In The Franciscan Way, Father Richard encourages students in the Franciscan mystical practice of respectful gazing:
“The word “respect” means “to look at a second time”: Re-speculate. Re-spect.  I’m afraid our first gaze at anything is always utilitarian, and it almost totally takes over after a while. We tend to think, “What’s in it for me? What can I get out of it? How can I make money from it? Does this make me look good? Will this give me pleasure?” If we don't recognize the narrowness and the emptiness of that gaze, it will keep us forever at the center of a very small world.
Mystics like St. Francis see an equivalence between the seer and the seen.

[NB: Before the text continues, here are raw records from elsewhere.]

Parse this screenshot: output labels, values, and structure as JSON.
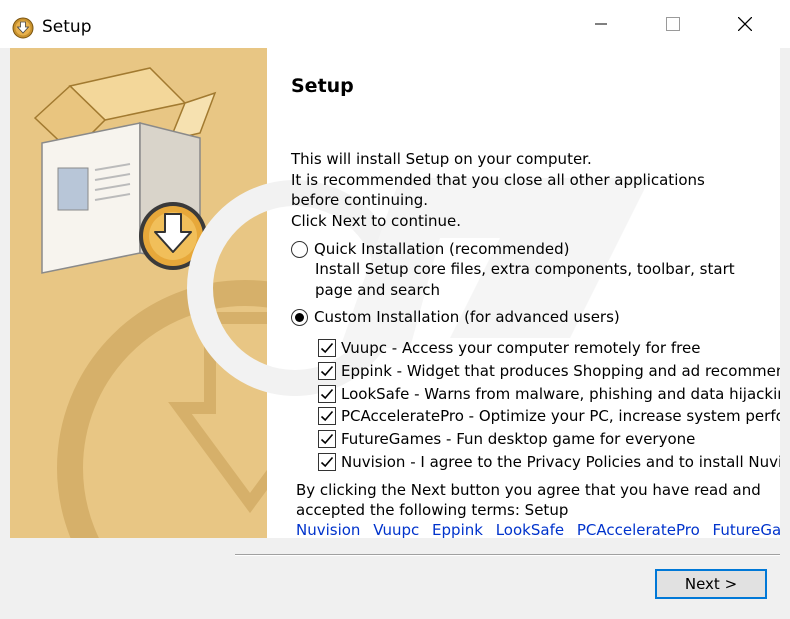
{
  "window": {
    "title": "Setup",
    "controls": {
      "minimize": "minimize-icon",
      "maximize": "maximize-icon",
      "close": "close-icon"
    }
  },
  "page": {
    "heading": "Setup",
    "intro_lines": [
      "This will install Setup on your computer.",
      "It is recommended that you close all other applications",
      "before continuing.",
      "Click Next to continue."
    ],
    "quick_install": {
      "label": "Quick Installation (recommended)",
      "desc_lines": [
        "Install Setup core files, extra components, toolbar, start",
        "page and search"
      ],
      "selected": false
    },
    "custom_install": {
      "label": "Custom Installation (for advanced users)",
      "selected": true
    },
    "offers": [
      {
        "text": "Vuupc - Access your computer remotely for free",
        "checked": true
      },
      {
        "text": "Eppink - Widget that produces Shopping and ad recommendations",
        "checked": true
      },
      {
        "text": "LookSafe - Warns from malware, phishing and data hijacking",
        "checked": true
      },
      {
        "text": "PCAcceleratePro - Optimize your PC, increase system performance",
        "checked": true
      },
      {
        "text": "FutureGames - Fun desktop game for everyone",
        "checked": true
      },
      {
        "text": "Nuvision - I agree to the Privacy Policies and to install Nuvision",
        "checked": true
      }
    ],
    "terms_lines": [
      "By clicking the Next button you agree that you have read and",
      "accepted the following terms: Setup"
    ],
    "term_links": [
      "Nuvision",
      "Vuupc",
      "Eppink",
      "LookSafe",
      "PCAcceleratePro",
      "FutureGames"
    ]
  },
  "footer": {
    "next_label": "Next >"
  },
  "colors": {
    "side_panel": "#e8c684",
    "accent": "#0078d7",
    "link": "#0033cc"
  }
}
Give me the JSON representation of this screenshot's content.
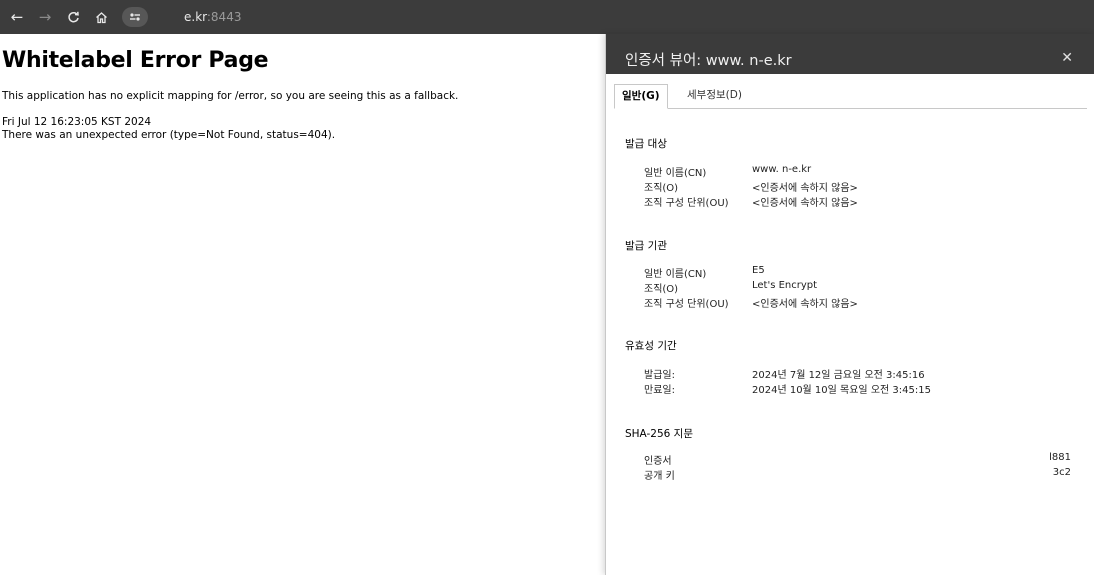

They grant respect to all that is outside of themselves. They allow it to speak. At one of the Franciscan conferences, Fr. Richard writes, ‘we sent some of the attendees down to the Rio Grande. We said, “We want you to find one particular object, not the whole landscape, but one leaf, one twig, one lizard, and grant it respect. Talk to it.” And then, even more daringly, in that state of respect, we asked them to let it talk back. I’m sure that was difficult for educated people. They were probably afraid someone would see them or hear them.’
This experience brought people to tears as they finally discovered the “univocity of being,” and the power of respect. [In the Franciscan tradition, John Duns Scotus developed the concept of the univocity of being. He believed we could speak “with one voice” (univocity) of the being of waters, plants, animals, humans, angels, and God. God is One (Deuteronomy 6:4), and thus reality is also one (Ephesians 4:3–5). All participate in The Story of Being.]
Yet it has to begin from our side. If we maintain our radical egocentricity, then it’s all about us—what we like, what we want, what we think is important. When we can grant respect to seemingly unimportant things, little things, particular things, when we find ourselves giving thanks for one little violet, when we can say, “I’ll bet no human eye will ever look at you except me. And I want to thank God for you, and I want to thank you for simply being you and for allowing me to delight in your purple color” or whatever it might be. Suddenly, our world rearranges because when we can grant respect to one thing, that respect universalizes to all things.”

 Experience a version of this practice through video and sound.  

A prayer based on Psalm 95:1-7

Creator God,
In your hand are the depths of the earth.
The mountain peaks belong to you, The sea is your creation,
The dry land is your handiwork,
The fruit of the land is your design,
The taste of the produce is your gift,
And we are your people,
a flock under your care.
We give you our thanks and praise, O God.


Photo by Lukasz Szmigiel on Unsplash